◆ **Action item**
Lift every line from the entries that includes the word "addressing".
§
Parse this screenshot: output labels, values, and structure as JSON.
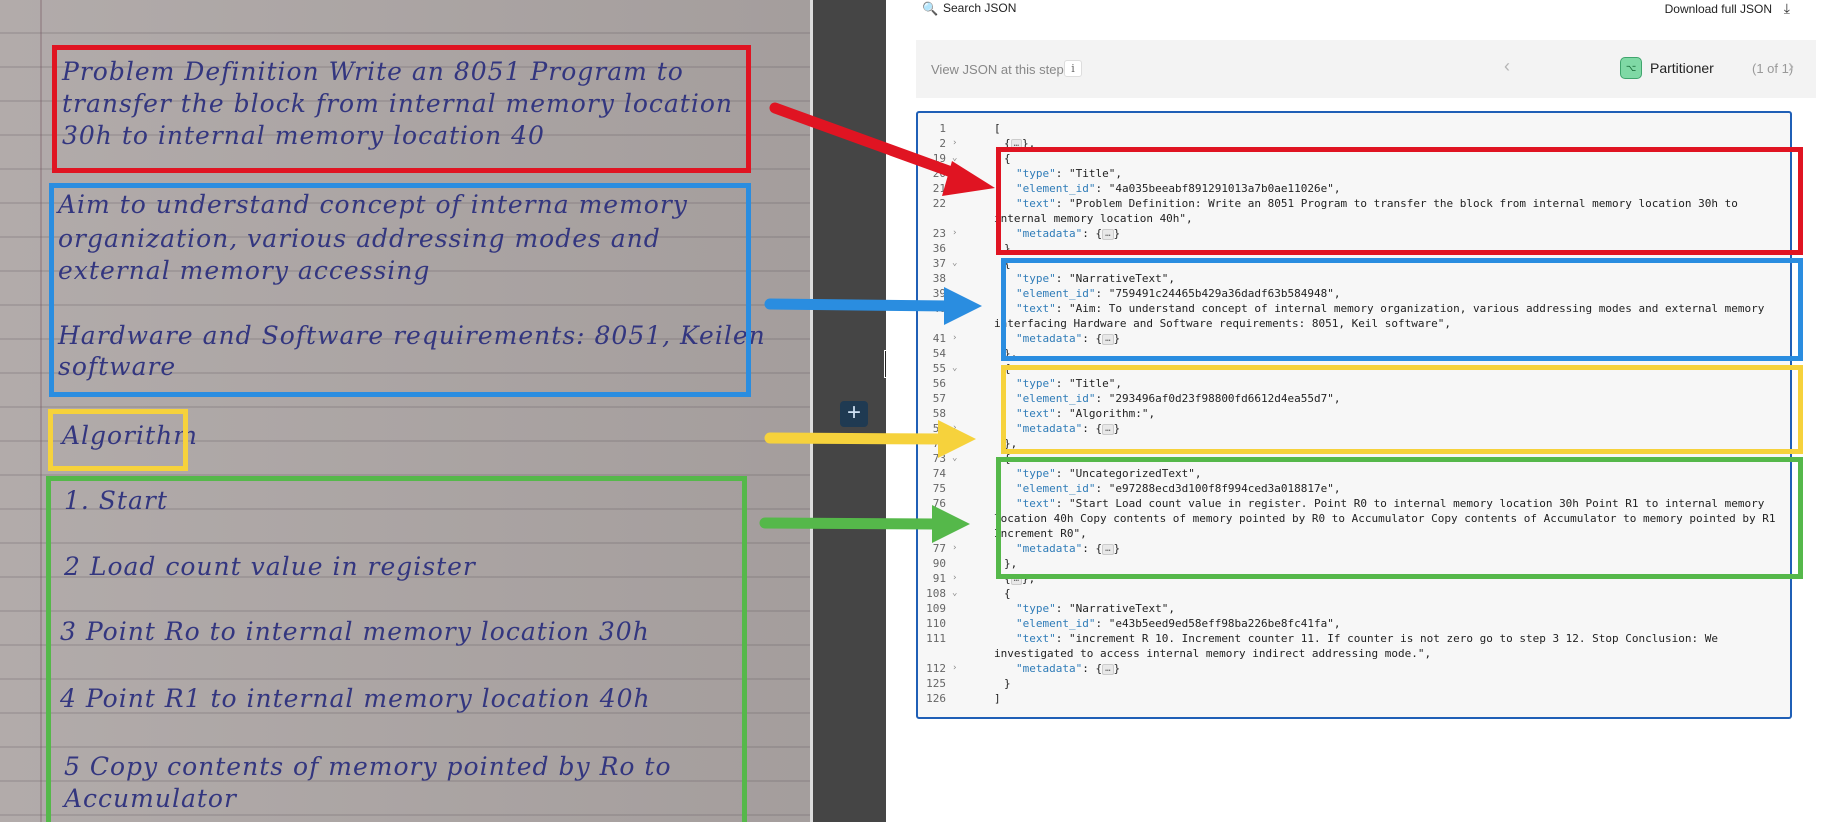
{
  "toolbar": {
    "search_label": "Search JSON",
    "download_label": "Download full JSON",
    "search_icon": "🔍",
    "download_icon": "⤓"
  },
  "stepbar": {
    "label": "View JSON at this step",
    "info_icon": "i",
    "partitioner_icon": "⌥",
    "partitioner_label": "Partitioner",
    "partitioner_count": "(1 of 1)",
    "prev_icon": "‹",
    "next_icon": "›"
  },
  "splitter": {
    "add_icon": "+"
  },
  "handwriting": {
    "line1": "Problem Definition Write an 8051 Program to",
    "line2": "transfer the block from internal memory location",
    "line3": "30h to internal memory location 40",
    "line4": "Aim to understand concept of interna memory",
    "line5": "organization, various addressing modes and",
    "line6": "external memory accessing",
    "line7": "Hardware and Software requirements: 8051, Keilen",
    "line8": "software",
    "line9": "Algorithm",
    "line10": "1. Start",
    "line11": "2 Load count value in register",
    "line12": "3 Point Ro to internal memory location 30h",
    "line13": "4 Point R1 to internal memory location 40h",
    "line14": "5 Copy contents of memory pointed by Ro to",
    "line15": "Accumulator"
  },
  "json_lines": {
    "l1": {
      "n": "1",
      "t": "["
    },
    "l2": {
      "n": "2",
      "t": "{"
    },
    "l3": {
      "n": "19",
      "t": "{"
    },
    "l4": {
      "n": "20",
      "k": "\"type\"",
      "v": ": \"Title\","
    },
    "l5": {
      "n": "21",
      "k": "\"element_id\"",
      "v": ": \"4a035beeabf891291013a7b0ae11026e\","
    },
    "l6": {
      "n": "22",
      "k": "\"text\"",
      "v": ": \"Problem Definition: Write an 8051 Program to transfer the block from internal memory location 30h to internal memory location 40h\","
    },
    "l7": {
      "n": "23",
      "k": "\"metadata\"",
      "v": ": {"
    },
    "l8": {
      "n": "36",
      "t": "},"
    },
    "l9": {
      "n": "37",
      "t": "{"
    },
    "l10": {
      "n": "38",
      "k": "\"type\"",
      "v": ": \"NarrativeText\","
    },
    "l11": {
      "n": "39",
      "k": "\"element_id\"",
      "v": ": \"759491c24465b429a36dadf63b584948\","
    },
    "l12": {
      "n": "40",
      "k": "\"text\"",
      "v": ": \"Aim: To understand concept of internal memory organization, various addressing modes and external memory interfacing Hardware and Software requirements: 8051, Keil software\","
    },
    "l13": {
      "n": "41",
      "k": "\"metadata\"",
      "v": ": {"
    },
    "l14": {
      "n": "54",
      "t": "},"
    },
    "l15": {
      "n": "55",
      "t": "{"
    },
    "l16": {
      "n": "56",
      "k": "\"type\"",
      "v": ": \"Title\","
    },
    "l17": {
      "n": "57",
      "k": "\"element_id\"",
      "v": ": \"293496af0d23f98800fd6612d4ea55d7\","
    },
    "l18": {
      "n": "58",
      "k": "\"text\"",
      "v": ": \"Algorithm:\","
    },
    "l19": {
      "n": "59",
      "k": "\"metadata\"",
      "v": ": {"
    },
    "l20": {
      "n": "72",
      "t": "},"
    },
    "l21": {
      "n": "73",
      "t": "{"
    },
    "l22": {
      "n": "74",
      "k": "\"type\"",
      "v": ": \"UncategorizedText\","
    },
    "l23": {
      "n": "75",
      "k": "\"element_id\"",
      "v": ": \"e97288ecd3d100f8f994ced3a018817e\","
    },
    "l24": {
      "n": "76",
      "k": "\"text\"",
      "v": ": \"Start Load count value in register. Point R0 to internal memory location 30h Point R1 to internal memory location 40h Copy contents of memory pointed by R0 to Accumulator Copy contents of Accumulator to memory pointed by R1 Increment R0\","
    },
    "l25": {
      "n": "77",
      "k": "\"metadata\"",
      "v": ": {"
    },
    "l26": {
      "n": "90",
      "t": "},"
    },
    "l27": {
      "n": "91",
      "t": "{"
    },
    "l28": {
      "n": "108",
      "t": "{"
    },
    "l29": {
      "n": "109",
      "k": "\"type\"",
      "v": ": \"NarrativeText\","
    },
    "l30": {
      "n": "110",
      "k": "\"element_id\"",
      "v": ": \"e43b5eed9ed58eff98ba226be8fc41fa\","
    },
    "l31": {
      "n": "111",
      "k": "\"text\"",
      "v": ": \"increment R 10. Increment counter 11. If counter is not zero go to step 3 12. Stop Conclusion: We investigated to access internal memory indirect addressing mode.\","
    },
    "l32": {
      "n": "112",
      "k": "\"metadata\"",
      "v": ": {"
    },
    "l33": {
      "n": "125",
      "t": "}"
    },
    "l34": {
      "n": "126",
      "t": "]"
    },
    "collapsed": "…",
    "close_brace": "}",
    "close_brace_comma": "},",
    "fold_open": "⌄",
    "fold_closed": "›"
  },
  "colors": {
    "red": "#e01422",
    "blue": "#2a8de0",
    "yellow": "#f6d23c",
    "green": "#55b84a",
    "key": "#2f7cb8",
    "panel_border": "#1f5fb6"
  }
}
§
◆ **Finished task**
    "line5": "organization, various addressing modes and",
      "v": ": \"Aim: To understand concept of internal memory organization, various addressing modes and external memory interfacing Hardware and Software requirements: 8051, Keil software\","
      "v": ": \"increment R 10. Increment counter 11. If counter is not zero go to step 3 12. Stop Conclusion: We investigated to access internal memory indirect addressing mode.\","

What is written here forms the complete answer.